As a background screening company there are a lot of different pre-employment searches that we can offer that we believe will provide candidate information that is both accurate and compliant for employers. However, there is one search in particular that we suggest not using when performing an employment background check.
Credit Reports for Employment
We are going to cut right to the chase. Pre-employment credit checks are a screening option that we do not recommend for our customers and here are 4 reasons why:
1. Credit Reports for Employment are Subjective
The results that appear in a credit check are subjective. In a credit report check, an employer will receive information such as name; address; employer; open lines of credit, such as mortgages, auto loans and credit cards; amount you owe on those lines of credit; late payments; and whether you’ve filed bankruptcy in the past 10 years. All of the results listed, with the exception of filing for bankruptcy, are consumer habits that should not impact the individuals’ ability to perform well at their job.
2. Employers Cannot Discriminate Solely Due Because an Applicant Filed for Bankruptcy
According to the Fair Credit Reporting Act (FCRA) employers cannot discriminate, or not hire an individual, because they filed for bankruptcy. So even if this is disclosed in the credit report it may be illegal to use when making a hiring decision.

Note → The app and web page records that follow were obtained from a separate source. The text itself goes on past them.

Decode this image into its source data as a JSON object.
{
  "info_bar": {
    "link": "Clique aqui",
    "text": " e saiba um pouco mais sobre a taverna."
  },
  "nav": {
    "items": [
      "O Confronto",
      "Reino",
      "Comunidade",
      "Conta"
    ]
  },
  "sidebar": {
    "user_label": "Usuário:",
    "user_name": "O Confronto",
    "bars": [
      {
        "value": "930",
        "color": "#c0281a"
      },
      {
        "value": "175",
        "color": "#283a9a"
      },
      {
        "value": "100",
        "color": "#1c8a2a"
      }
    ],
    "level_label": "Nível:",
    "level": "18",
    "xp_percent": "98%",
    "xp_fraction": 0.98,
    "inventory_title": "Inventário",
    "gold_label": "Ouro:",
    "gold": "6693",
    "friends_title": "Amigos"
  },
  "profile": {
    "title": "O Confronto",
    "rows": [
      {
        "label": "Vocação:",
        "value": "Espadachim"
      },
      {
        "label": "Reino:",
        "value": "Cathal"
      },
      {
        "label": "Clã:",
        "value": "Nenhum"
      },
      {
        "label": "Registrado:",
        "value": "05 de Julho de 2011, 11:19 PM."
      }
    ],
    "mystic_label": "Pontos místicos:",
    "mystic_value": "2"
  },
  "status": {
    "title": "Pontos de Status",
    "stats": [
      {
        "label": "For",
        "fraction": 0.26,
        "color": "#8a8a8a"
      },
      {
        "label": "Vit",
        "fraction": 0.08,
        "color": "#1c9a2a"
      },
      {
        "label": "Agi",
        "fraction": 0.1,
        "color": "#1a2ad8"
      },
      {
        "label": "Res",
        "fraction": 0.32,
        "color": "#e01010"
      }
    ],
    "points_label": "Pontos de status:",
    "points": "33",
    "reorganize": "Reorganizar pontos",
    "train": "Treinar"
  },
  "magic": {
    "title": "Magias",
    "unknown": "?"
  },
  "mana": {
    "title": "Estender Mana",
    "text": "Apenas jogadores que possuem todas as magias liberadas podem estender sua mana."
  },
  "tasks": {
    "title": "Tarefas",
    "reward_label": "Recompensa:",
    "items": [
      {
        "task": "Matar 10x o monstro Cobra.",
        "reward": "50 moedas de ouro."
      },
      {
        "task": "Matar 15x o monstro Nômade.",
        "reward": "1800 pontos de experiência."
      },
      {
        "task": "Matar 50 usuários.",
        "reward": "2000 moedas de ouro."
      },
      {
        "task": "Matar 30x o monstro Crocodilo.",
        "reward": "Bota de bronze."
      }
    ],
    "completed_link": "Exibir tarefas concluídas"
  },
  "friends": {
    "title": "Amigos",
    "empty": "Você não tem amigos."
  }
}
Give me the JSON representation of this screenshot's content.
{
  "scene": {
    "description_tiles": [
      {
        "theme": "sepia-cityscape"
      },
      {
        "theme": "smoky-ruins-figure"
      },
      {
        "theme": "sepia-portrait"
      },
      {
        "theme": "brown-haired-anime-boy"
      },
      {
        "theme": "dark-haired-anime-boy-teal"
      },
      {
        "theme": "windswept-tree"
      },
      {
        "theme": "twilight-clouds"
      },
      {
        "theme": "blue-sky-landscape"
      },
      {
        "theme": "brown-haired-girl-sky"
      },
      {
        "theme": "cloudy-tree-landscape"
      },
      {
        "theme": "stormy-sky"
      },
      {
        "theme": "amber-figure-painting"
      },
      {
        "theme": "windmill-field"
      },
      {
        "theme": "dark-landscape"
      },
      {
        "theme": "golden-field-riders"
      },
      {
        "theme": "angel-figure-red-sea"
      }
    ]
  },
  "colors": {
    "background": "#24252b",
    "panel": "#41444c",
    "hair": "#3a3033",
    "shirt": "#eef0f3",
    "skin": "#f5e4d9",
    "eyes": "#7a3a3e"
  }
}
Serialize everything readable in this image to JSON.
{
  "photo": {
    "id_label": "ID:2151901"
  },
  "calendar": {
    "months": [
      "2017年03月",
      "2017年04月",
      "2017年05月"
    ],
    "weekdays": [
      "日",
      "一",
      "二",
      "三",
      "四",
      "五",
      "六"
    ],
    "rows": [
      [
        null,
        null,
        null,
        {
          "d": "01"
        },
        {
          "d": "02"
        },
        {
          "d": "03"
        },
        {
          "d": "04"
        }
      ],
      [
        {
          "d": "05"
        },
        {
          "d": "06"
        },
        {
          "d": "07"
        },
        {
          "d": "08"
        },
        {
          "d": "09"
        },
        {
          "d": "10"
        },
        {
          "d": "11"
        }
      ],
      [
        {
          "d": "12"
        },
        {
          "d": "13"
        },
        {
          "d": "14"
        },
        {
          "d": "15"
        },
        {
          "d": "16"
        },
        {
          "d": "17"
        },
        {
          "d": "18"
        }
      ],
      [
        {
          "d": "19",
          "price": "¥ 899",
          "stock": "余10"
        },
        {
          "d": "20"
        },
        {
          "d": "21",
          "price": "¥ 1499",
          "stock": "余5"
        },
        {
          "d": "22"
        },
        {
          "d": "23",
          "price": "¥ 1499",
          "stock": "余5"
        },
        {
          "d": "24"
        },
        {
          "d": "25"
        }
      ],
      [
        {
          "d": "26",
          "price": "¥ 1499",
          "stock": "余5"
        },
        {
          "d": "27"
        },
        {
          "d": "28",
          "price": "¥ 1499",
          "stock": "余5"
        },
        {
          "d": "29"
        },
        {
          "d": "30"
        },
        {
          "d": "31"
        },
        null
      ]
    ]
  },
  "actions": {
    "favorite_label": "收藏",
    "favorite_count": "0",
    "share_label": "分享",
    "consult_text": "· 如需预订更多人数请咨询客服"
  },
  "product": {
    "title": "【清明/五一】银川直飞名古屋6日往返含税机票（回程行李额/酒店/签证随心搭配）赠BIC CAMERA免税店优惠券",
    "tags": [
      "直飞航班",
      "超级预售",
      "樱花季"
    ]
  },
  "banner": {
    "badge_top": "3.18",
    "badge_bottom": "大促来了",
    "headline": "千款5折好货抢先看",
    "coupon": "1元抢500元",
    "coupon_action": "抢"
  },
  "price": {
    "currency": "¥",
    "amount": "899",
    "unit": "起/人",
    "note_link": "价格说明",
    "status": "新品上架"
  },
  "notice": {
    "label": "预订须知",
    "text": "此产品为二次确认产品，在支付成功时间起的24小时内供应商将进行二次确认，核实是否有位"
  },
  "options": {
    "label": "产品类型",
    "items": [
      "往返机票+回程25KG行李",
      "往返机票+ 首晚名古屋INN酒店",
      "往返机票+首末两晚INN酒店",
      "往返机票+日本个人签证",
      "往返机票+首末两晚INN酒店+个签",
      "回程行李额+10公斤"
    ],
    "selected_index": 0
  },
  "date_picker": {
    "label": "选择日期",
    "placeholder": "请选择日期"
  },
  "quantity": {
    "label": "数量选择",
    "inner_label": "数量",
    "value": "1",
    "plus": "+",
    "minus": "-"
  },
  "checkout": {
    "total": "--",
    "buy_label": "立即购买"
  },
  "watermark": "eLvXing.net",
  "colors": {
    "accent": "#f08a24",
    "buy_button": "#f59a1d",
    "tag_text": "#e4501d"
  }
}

3. All Major Financial Red Flags are Found in a Standard Criminal Background Check
If the position is of one that the employee will be handling company money a standard criminal background check would provide all relevant information. A standard criminal background check will provide information, in the event that the crime occurred, including: embezzlement, bribery, theft,
4. State and City Limitations for Performing a Credit Report for Employment
There are 11 states and 4 cities that ban the use of credit reports for employment purposes. If you are performing a credit report in one of the following: California, Colorado, Connecticut, Hawaii, Illinois, Maryland, Nevada, Oregon, Vermont, Washington, the District of Columbia, Chicago, New York City and Philadelphia you putting your organization at risk of a discriminatory hiring lawsuit.